How does all of this relate to the now stalemated talks between Israel and the Palestinian authority to implement the plan developed at the November 2007 Annapolis conference?
Egypt favors a return to the 2005 agreement between the Palestinian Authority and the European Union. This permits it to strike a blow against Hamas and its Muslim Brother allies simply by calling for implementing an existing international agreement. According to this agreement, which was brokered by Condoleezza Rice, the EU would supervise Palestinian Authority control of the Rafah crossing between Egypt and the Gaza Strip to ensure that no weapons or other contraband slip through. That arrangement was precarious even before Hamas won the January 2006 Palestinian Legislative Council election and formed a new Palestinian Authority cabinet. Since then Israel closed the border more often than it allowed it to be open.
Israel, with full support from the United States, has insisted that it will not accept any Hamas participation in controlling the Rafah crossing. Hamas has asserted that its electoral victory and its practical control of the Gaza Strip since its June 2007 coup against President Mahmoud Abbas entitle it to play some role. Abbas is interested in undermining Hamas. But he cannot appear to be doing so in open collaboration with Israel.
The United States and its regional allies — Israel, Egypt, and the Palestinian Authority — are aligned against Hamas under the slogan that isolating Hamas is the prerequisite for any peace agreement between Israel and the Palestinians. This is the local version of the Bush administration’s interminable global war on terror. Like the global version, it is oblivious to realities on the ground. Whether the United States and its allies like it or not, Hamas won a relatively free and fair election and retains significant support in both the Gaza Strip and the West Bank. This support cannot be nullified by the force of arms. An attempt to do so will prolong and deepen the Palestinian-Israeli conflict and increase the suffering of both peoples.
Even if Hamas were not a factor, Israel’s announcement that it will expand settlements in the Jerusalem area immediately following the Annapolis conference and the unannounced expansion of settlements in the Ramallah area and the Jordan Valley (Ha-Aretz, Feb. 20) indicate that it is not prepared to consider terms for a peace agreement acceptable to any Palestinian party. Hamas’s firing of Qassam rockets and use of suicide bombs targeting civilians is both a crime and a political problem. But focusing on this to the exclusion of all other factors allows the United States and Israel to postpone consideration of a Palestinian-Israeli final status agreement indefinitely. Israeli and American jubilation over the assassination of Hezbollah military chief Imad Mughniyeh in Damascus further underscores the Bush administration’s regional strategy: war against the Islamic radicals in alliance with Israel; the Arabs may either join the imperial caravan or be left behind.

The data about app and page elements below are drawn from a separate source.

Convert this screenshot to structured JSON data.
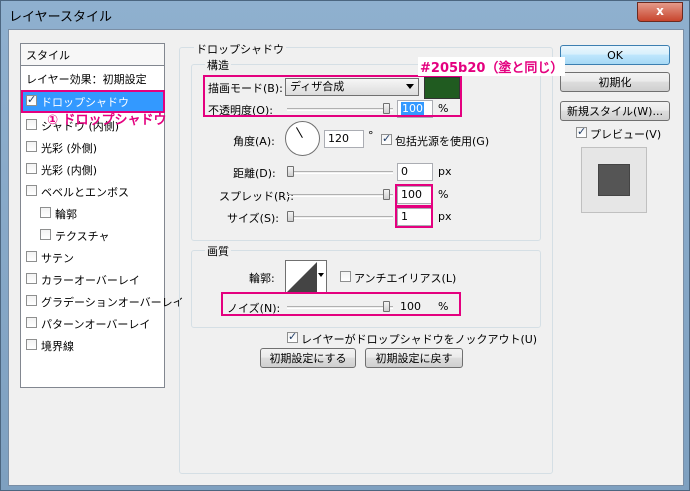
{
  "window": {
    "title": "レイヤースタイル",
    "close_glyph": "x"
  },
  "left_panel": {
    "header": "スタイル",
    "items": [
      {
        "label": "レイヤー効果：初期設定",
        "checkbox": false,
        "checked": false
      },
      {
        "label": "ドロップシャドウ",
        "checkbox": true,
        "checked": true,
        "selected": true
      },
      {
        "label": "シャドウ (内側)",
        "checkbox": true,
        "checked": false
      },
      {
        "label": "光彩 (外側)",
        "checkbox": true,
        "checked": false
      },
      {
        "label": "光彩 (内側)",
        "checkbox": true,
        "checked": false
      },
      {
        "label": "ベベルとエンボス",
        "checkbox": true,
        "checked": false
      },
      {
        "label": "輪郭",
        "checkbox": true,
        "checked": false,
        "indent": true
      },
      {
        "label": "テクスチャ",
        "checkbox": true,
        "checked": false,
        "indent": true
      },
      {
        "label": "サテン",
        "checkbox": true,
        "checked": false
      },
      {
        "label": "カラーオーバーレイ",
        "checkbox": true,
        "checked": false
      },
      {
        "label": "グラデーションオーバーレイ",
        "checkbox": true,
        "checked": false
      },
      {
        "label": "パターンオーバーレイ",
        "checkbox": true,
        "checked": false
      },
      {
        "label": "境界線",
        "checkbox": true,
        "checked": false
      }
    ]
  },
  "drop_shadow": {
    "group_title": "ドロップシャドウ",
    "structure": {
      "title": "構造",
      "blend_mode_label": "描画モード(B):",
      "blend_mode_value": "ディザ合成",
      "shadow_color": "#205b20",
      "opacity_label": "不透明度(O):",
      "opacity_value": "100",
      "opacity_fraction": 1.0,
      "angle_label": "角度(A):",
      "angle_value": "120",
      "angle_unit": "°",
      "global_light_label": "包括光源を使用(G)",
      "global_light_checked": true,
      "distance_label": "距離(D):",
      "distance_value": "0",
      "distance_fraction": 0.0,
      "spread_label": "スプレッド(R):",
      "spread_value": "100",
      "spread_fraction": 1.0,
      "size_label": "サイズ(S):",
      "size_value": "1",
      "size_fraction": 0.0,
      "percent": "%",
      "px": "px"
    },
    "quality": {
      "title": "画質",
      "contour_label": "輪郭:",
      "antialias_label": "アンチエイリアス(L)",
      "antialias_checked": false,
      "noise_label": "ノイズ(N):",
      "noise_value": "100",
      "noise_fraction": 1.0,
      "percent": "%"
    },
    "knockout_label": "レイヤーがドロップシャドウをノックアウト(U)",
    "knockout_checked": true,
    "make_default": "初期設定にする",
    "reset_default": "初期設定に戻す"
  },
  "right": {
    "ok": "OK",
    "reset": "初期化",
    "new_style": "新規スタイル(W)...",
    "preview_label": "プレビュー(V)",
    "preview_checked": true
  },
  "annotations": {
    "step1": "① ドロップシャドウ",
    "color_note": "#205b20（塗と同じ）"
  }
}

February 20, 2008
|Lift the Gaza Blockade: Call on Congress to Speak Up and Join Us in the Streets!|
Joel Beinin is currently Director of Middle East Studies at the American University in Cairo while he is on temporary leave from his position as History Professor at Stanford University. Beinin is also a past president of the Middle East Studies Association of North America. This analysis was first distributed by the mailing list of Jewish Voice for Peace.